With the new version of PCAD you can now view a map of buildings associated with a person or firm. This makes it possible to assess at a glance the geographic distribution of work, and in turn to navigate to building details from the map. In the future we hope to add more mapping features.
To navigate to the map from a person's or firm's detail page, click on the "map" button at the top of the buildings list.
The "base layer" drop-down above the map allows you to choose several different street and satellite maps on top of which PCAD data will be displayed.

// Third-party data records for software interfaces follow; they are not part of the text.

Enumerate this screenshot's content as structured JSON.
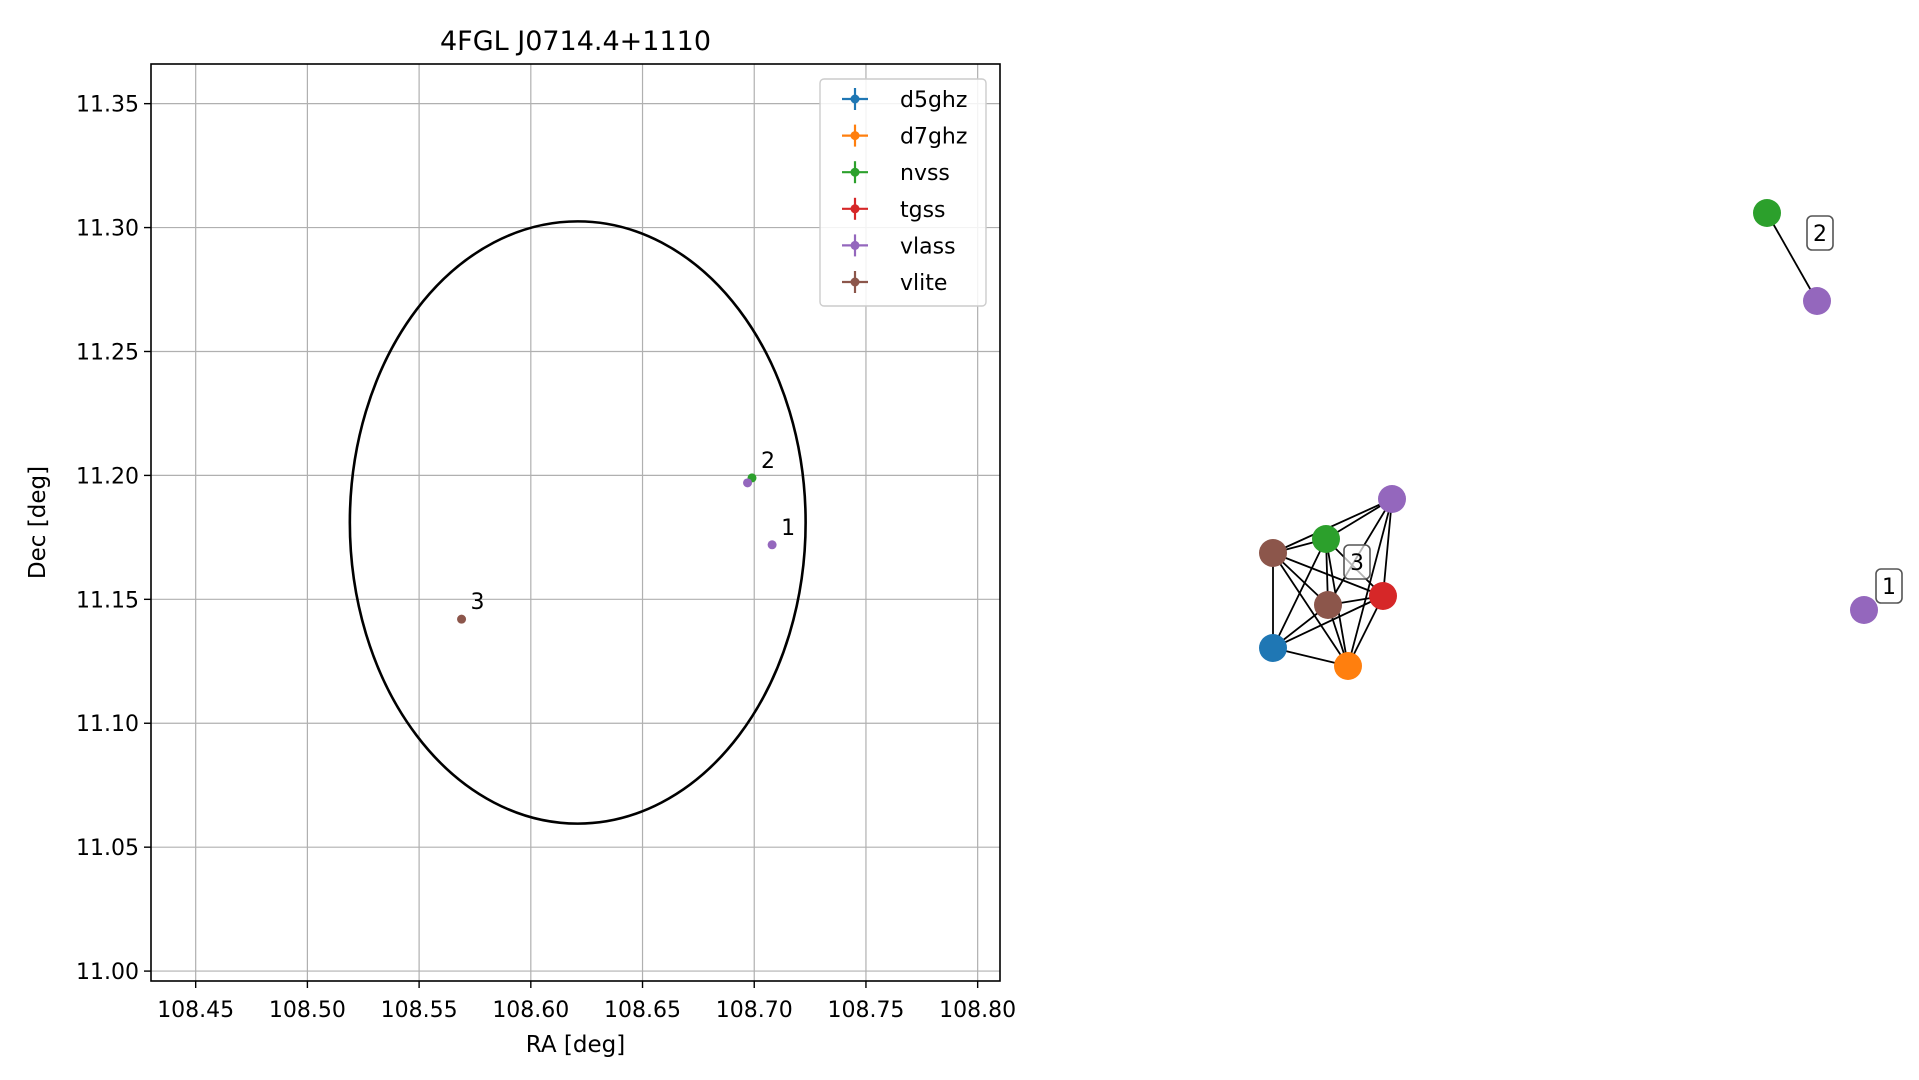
{
  "chart_data": [
    {
      "type": "scatter",
      "title": "4FGL J0714.4+1110",
      "xlabel": "RA [deg]",
      "ylabel": "Dec [deg]",
      "xlim": [
        108.43,
        108.81
      ],
      "ylim": [
        10.996,
        11.366
      ],
      "x_ticks": [
        108.45,
        108.5,
        108.55,
        108.6,
        108.65,
        108.7,
        108.75,
        108.8
      ],
      "x_tick_labels": [
        "108.45",
        "108.50",
        "108.55",
        "108.60",
        "108.65",
        "108.70",
        "108.75",
        "108.80"
      ],
      "y_ticks": [
        11.0,
        11.05,
        11.1,
        11.15,
        11.2,
        11.25,
        11.3,
        11.35
      ],
      "y_tick_labels": [
        "11.00",
        "11.05",
        "11.10",
        "11.15",
        "11.20",
        "11.25",
        "11.30",
        "11.35"
      ],
      "grid": true,
      "legend_position": "top-right",
      "ellipse": {
        "center": [
          108.621,
          11.181
        ],
        "semi_axis_ra": 0.102,
        "semi_axis_dec": 0.1215,
        "color": "#000000"
      },
      "series": [
        {
          "name": "d5ghz",
          "color": "#1f77b4",
          "points": []
        },
        {
          "name": "d7ghz",
          "color": "#ff7f0e",
          "points": []
        },
        {
          "name": "nvss",
          "color": "#2ca02c",
          "points": [
            {
              "x": 108.699,
              "y": 11.199
            }
          ]
        },
        {
          "name": "tgss",
          "color": "#d62728",
          "points": []
        },
        {
          "name": "vlass",
          "color": "#9467bd",
          "points": [
            {
              "x": 108.697,
              "y": 11.197
            },
            {
              "x": 108.708,
              "y": 11.172
            }
          ]
        },
        {
          "name": "vlite",
          "color": "#8c564b",
          "points": [
            {
              "x": 108.569,
              "y": 11.142
            }
          ]
        }
      ],
      "annotations": [
        {
          "text": "1",
          "x": 108.708,
          "y": 11.172
        },
        {
          "text": "2",
          "x": 108.699,
          "y": 11.199
        },
        {
          "text": "3",
          "x": 108.569,
          "y": 11.142
        }
      ]
    }
  ],
  "graph": {
    "nodes": [
      {
        "id": "g2_nvss",
        "color": "#2ca02c"
      },
      {
        "id": "g2_vlass",
        "color": "#9467bd"
      },
      {
        "id": "g3_vlass",
        "color": "#9467bd"
      },
      {
        "id": "g3_nvss",
        "color": "#2ca02c"
      },
      {
        "id": "g3_vlite_a",
        "color": "#8c564b"
      },
      {
        "id": "g3_vlite_b",
        "color": "#8c564b"
      },
      {
        "id": "g3_tgss",
        "color": "#d62728"
      },
      {
        "id": "g3_d5ghz",
        "color": "#1f77b4"
      },
      {
        "id": "g3_d7ghz",
        "color": "#ff7f0e"
      },
      {
        "id": "g1_vlass",
        "color": "#9467bd"
      }
    ],
    "edges": [
      [
        "g2_nvss",
        "g2_vlass"
      ],
      [
        "g3_vlass",
        "g3_nvss"
      ],
      [
        "g3_vlass",
        "g3_vlite_a"
      ],
      [
        "g3_vlass",
        "g3_vlite_b"
      ],
      [
        "g3_vlass",
        "g3_tgss"
      ],
      [
        "g3_vlass",
        "g3_d7ghz"
      ],
      [
        "g3_nvss",
        "g3_vlite_a"
      ],
      [
        "g3_nvss",
        "g3_vlite_b"
      ],
      [
        "g3_nvss",
        "g3_tgss"
      ],
      [
        "g3_nvss",
        "g3_d5ghz"
      ],
      [
        "g3_nvss",
        "g3_d7ghz"
      ],
      [
        "g3_vlite_a",
        "g3_vlite_b"
      ],
      [
        "g3_vlite_a",
        "g3_tgss"
      ],
      [
        "g3_vlite_a",
        "g3_d5ghz"
      ],
      [
        "g3_vlite_a",
        "g3_d7ghz"
      ],
      [
        "g3_vlite_b",
        "g3_tgss"
      ],
      [
        "g3_vlite_b",
        "g3_d5ghz"
      ],
      [
        "g3_vlite_b",
        "g3_d7ghz"
      ],
      [
        "g3_tgss",
        "g3_d5ghz"
      ],
      [
        "g3_tgss",
        "g3_d7ghz"
      ],
      [
        "g3_d5ghz",
        "g3_d7ghz"
      ]
    ],
    "labels": [
      {
        "text": "2",
        "near": "g2_vlass"
      },
      {
        "text": "3",
        "near": "g3_nvss"
      },
      {
        "text": "1",
        "near": "g1_vlass"
      }
    ]
  }
}
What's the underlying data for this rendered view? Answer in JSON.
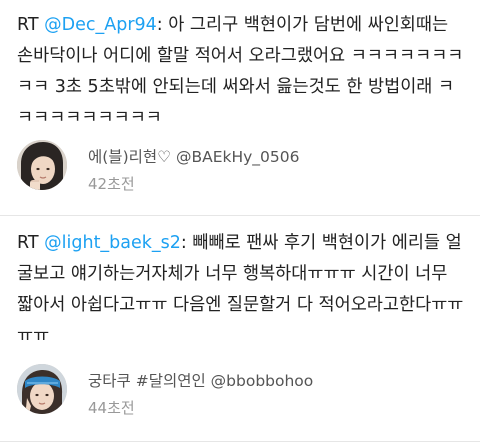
{
  "tweets": [
    {
      "rt_prefix": "RT ",
      "mention": "@Dec_Apr94",
      "body": ": 아 그리구 백현이가 담번에 싸인회때는 손바닥이나 어디에 할말 적어서 오라그랬어요 ㅋㅋㅋㅋㅋㅋㅋㅋㅋ 3초 5초밖에 안되는데 써와서 읊는것도 한 방법이래 ㅋㅋㅋㅋㅋㅋㅋㅋㅋㅋ",
      "author": "에(블)리현♡ @BAEkHy_0506",
      "time": "42초전"
    },
    {
      "rt_prefix": "RT ",
      "mention": "@light_baek_s2",
      "body": ": 빼빼로 팬싸 후기 백현이가 에리들 얼굴보고 얘기하는거자체가 너무 행복하대ㅠㅠㅠ 시간이 너무 짧아서 아쉽다고ㅠㅠ 다음엔 질문할거 다 적어오라고한다ㅠㅠㅠㅠ",
      "author": "궁타쿠 #달의연인 @bbobbohoo",
      "time": "44초전"
    }
  ],
  "colors": {
    "mention": "#1da1f2",
    "text": "#222222",
    "meta": "#999999",
    "divider": "#e6e6e6"
  }
}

You may also switch to using Google Maps as the base layer.
As illustrated in the screenshot, clicking on a map point displays a pop-up window with basic details about the site, and a link to the details page.
Maybeck was active primarily in the Bay Area (map) with a few projects scattered elsewhere; interestingly, a few of those in locations that were, in the early years of the 20th century, new resort destinations for the affluent.

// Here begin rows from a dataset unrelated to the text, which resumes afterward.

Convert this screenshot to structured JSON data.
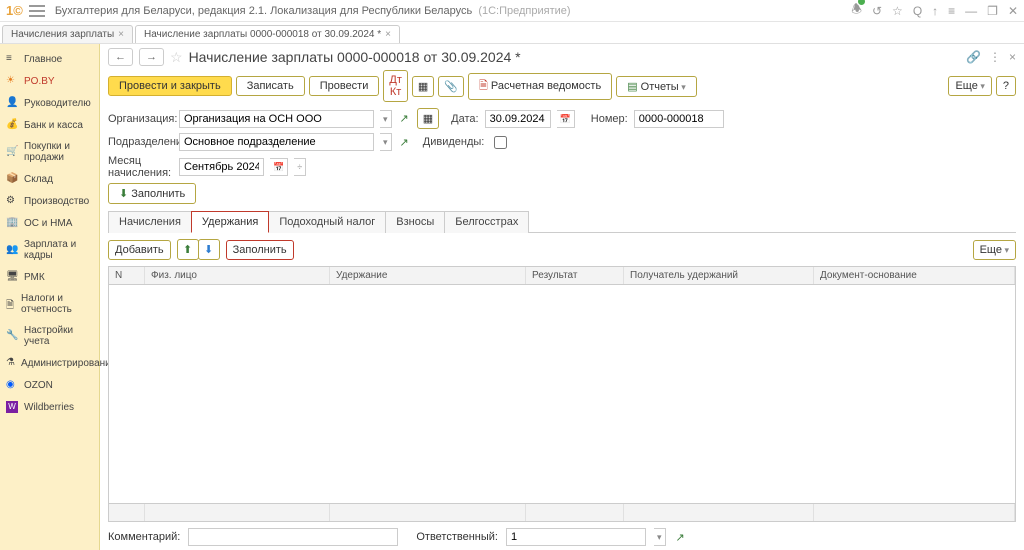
{
  "titlebar": {
    "app_name": "Бухгалтерия для Беларуси, редакция 2.1. Локализация для Республики Беларусь",
    "platform": "(1С:Предприятие)"
  },
  "window_tabs": [
    {
      "label": "Начисления зарплаты"
    },
    {
      "label": "Начисление зарплаты 0000-000018 от 30.09.2024 *"
    }
  ],
  "sidebar": {
    "items": [
      "Главное",
      "PO.BY",
      "Руководителю",
      "Банк и касса",
      "Покупки и продажи",
      "Склад",
      "Производство",
      "ОС и НМА",
      "Зарплата и кадры",
      "РМК",
      "Налоги и отчетность",
      "Настройки учета",
      "Администрирование",
      "OZON",
      "Wildberries"
    ]
  },
  "doc": {
    "title": "Начисление зарплаты 0000-000018 от 30.09.2024 *",
    "toolbar": {
      "post_close": "Провести и закрыть",
      "write": "Записать",
      "post": "Провести",
      "payslip": "Расчетная ведомость",
      "reports": "Отчеты",
      "more": "Еще"
    },
    "fields": {
      "org_label": "Организация:",
      "org_value": "Организация на ОСН ООО",
      "date_label": "Дата:",
      "date_value": "30.09.2024",
      "number_label": "Номер:",
      "number_value": "0000-000018",
      "division_label": "Подразделение:",
      "division_value": "Основное подразделение",
      "dividends_label": "Дивиденды:",
      "month_label": "Месяц начисления:",
      "month_value": "Сентябрь 2024",
      "fill": "Заполнить"
    },
    "subtabs": [
      "Начисления",
      "Удержания",
      "Подоходный налог",
      "Взносы",
      "Белгосстрах"
    ],
    "subtoolbar": {
      "add": "Добавить",
      "fill": "Заполнить",
      "more": "Еще"
    },
    "columns": {
      "n": "N",
      "person": "Физ. лицо",
      "deduction": "Удержание",
      "result": "Результат",
      "recipient": "Получатель удержаний",
      "basis": "Документ-основание"
    },
    "bottom": {
      "comment_label": "Комментарий:",
      "comment_value": "",
      "responsible_label": "Ответственный:",
      "responsible_value": "1"
    }
  },
  "help": "?"
}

Gill's work (map) was mostly in the San Deigo area, but with a significant presence in Los Angeles.
Buildings by the Greene brothers (map) were heavily concentrated in Pasadena, with a few sites scattered about Los Angeles, and a few more in the Bay Area.
Schindler's work (map) was almost entirely in Southern California and locations ranged from Palm Springs to Catalina, and from LA's San Fernando Valley down to San Deigo. But within Los Angeles Schindler's projects were remarkably concentrated in West Hollywood, Hollywood, and Silver Lake -- neighhborhoods that appealed to those with an artistic, bohemian bent.

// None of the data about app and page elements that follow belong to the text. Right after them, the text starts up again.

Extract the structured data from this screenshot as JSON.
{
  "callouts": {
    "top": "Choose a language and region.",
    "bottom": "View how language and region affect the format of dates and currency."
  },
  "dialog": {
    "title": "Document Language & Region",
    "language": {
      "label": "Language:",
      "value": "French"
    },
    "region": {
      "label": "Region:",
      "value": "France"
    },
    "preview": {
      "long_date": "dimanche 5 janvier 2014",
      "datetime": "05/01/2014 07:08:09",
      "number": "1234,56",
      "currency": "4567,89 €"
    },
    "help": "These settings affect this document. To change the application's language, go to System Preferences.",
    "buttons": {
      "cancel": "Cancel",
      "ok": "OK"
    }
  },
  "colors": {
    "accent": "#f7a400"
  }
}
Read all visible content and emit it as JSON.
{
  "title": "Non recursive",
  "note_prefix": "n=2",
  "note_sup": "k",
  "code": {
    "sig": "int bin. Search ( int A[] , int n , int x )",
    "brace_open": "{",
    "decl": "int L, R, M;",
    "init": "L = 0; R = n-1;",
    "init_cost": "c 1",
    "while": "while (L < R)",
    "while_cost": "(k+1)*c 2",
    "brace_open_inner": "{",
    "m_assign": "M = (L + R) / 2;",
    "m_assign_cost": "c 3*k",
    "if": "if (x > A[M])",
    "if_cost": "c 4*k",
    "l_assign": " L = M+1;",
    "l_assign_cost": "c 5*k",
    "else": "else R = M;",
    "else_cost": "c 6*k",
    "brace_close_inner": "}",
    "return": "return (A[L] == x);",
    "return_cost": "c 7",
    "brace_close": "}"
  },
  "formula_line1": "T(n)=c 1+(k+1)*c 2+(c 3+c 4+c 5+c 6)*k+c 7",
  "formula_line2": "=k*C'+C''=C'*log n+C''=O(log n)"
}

Unfortunately Google does not support integration with OpenLayers. Because of this a separate, secondary interface using Google Maps has been provided -- this allows viewing PCAD data on Google base layers, and integration with Streetview.
In the future we hope to add further mapping capabilities, including more analysis-oriented features like integration with the search functions, the ability to view PCAD buildings in a given place, and geospatial filtering capabililties. OpenLayers offers the possibility of integrating other sources of geospatial data, such as shapefiles. This could offer the possibility for users to integrate PCAD's data with their own.
As with the network visualization feature, we hope to incorporate a temporal dimension into mapping, using construction and demolition dates. This would make it possible to explore how changes in the built environment unfolded over time: to see how a site's use changed over time, or to map notable sites in a given place within specified timeframe, and so on. It also might be possible to integrate such features with historical maps, using the existing capability of changing the underlying map layer.